Cleaning large-diameter sewer pipelines is a difficult operation. Collection systems that include large-diameter sewers (greater than 36 inches in diameter) require a different cleaning process than standard small-diameter sewers. Increased pipe flow, larger debris deposits, greater pipe lengths and deeper manhole depths that require higher jetting power all contribute to the challenges of cleaning large-diameter sewers.
Contractors, municipalities, and utility companies cleaning large-diameter pipes can all realize great benefits using a combination sewer cleaner equipped with a water recycling system. These customers are facing many of the same challenges: reducing the impact on the environment, conserving resources, advancing productivity of the line-cleaning process, and cleaning more sewer line with the resources they have. A water recycling system provides a substantial step in the right direction.

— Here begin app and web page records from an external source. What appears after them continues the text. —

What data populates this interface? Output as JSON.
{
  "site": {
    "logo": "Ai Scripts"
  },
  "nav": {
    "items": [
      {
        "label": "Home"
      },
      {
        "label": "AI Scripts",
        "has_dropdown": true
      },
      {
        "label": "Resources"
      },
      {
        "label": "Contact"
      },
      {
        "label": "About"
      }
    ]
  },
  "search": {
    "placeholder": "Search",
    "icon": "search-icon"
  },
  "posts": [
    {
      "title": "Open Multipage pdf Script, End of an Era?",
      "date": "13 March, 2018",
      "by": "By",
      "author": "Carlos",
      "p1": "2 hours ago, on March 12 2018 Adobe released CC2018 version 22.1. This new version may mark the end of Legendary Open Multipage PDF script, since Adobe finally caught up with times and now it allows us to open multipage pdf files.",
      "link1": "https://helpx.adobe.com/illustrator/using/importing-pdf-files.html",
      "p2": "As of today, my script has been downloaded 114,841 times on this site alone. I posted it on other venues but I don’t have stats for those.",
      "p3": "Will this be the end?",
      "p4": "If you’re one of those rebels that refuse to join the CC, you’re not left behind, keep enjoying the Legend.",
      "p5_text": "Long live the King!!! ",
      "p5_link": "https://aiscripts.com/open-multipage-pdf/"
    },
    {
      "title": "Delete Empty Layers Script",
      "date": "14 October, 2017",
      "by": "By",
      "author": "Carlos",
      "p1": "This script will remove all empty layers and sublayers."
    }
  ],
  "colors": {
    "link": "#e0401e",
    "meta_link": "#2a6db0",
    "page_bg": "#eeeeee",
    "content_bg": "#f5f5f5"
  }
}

The AquaStar’s vacuum cleaning and jetting capabilities is purpose-built for sewer cleaning large diameter pipelines. The AquStar Water Recycler cleans sewers and pipelines using high-pressure water while simultaneously vacuuming backflushed debris and water to its onboard debris body. The Rotomax water recycling system allows water pulled from the sewer to be filtered in the debris body and cycled back into the jetting process.
Water recycling allows an operator to continuously work uninterrupted without having to leave the jobsite to offload the debris tank. Liquids can be offloaded via positive pressure in the debris body resulting in a lighter load being hauled to the dumpsite. This reduces fuel consumption operator time that can add up when frequent trips off the jobsite are required.
KAISER PREMIER also offers a line of Proteus and Hathorn pipeline inspection cameras that perfectly pair with the AquaStar during large pipeline cleaning and inspection applications. Pipeline inspection cameras can be used to simply inspect pipe integrity or observe blockages in a pipe. An AquaStar can start cleaning operations at one manhole while working towards the next. An inspection camera is usually placed in the distant manhole and travels back towards the AquaStar while monitoring the clearing of blockages like grease, roots, and municipal waste.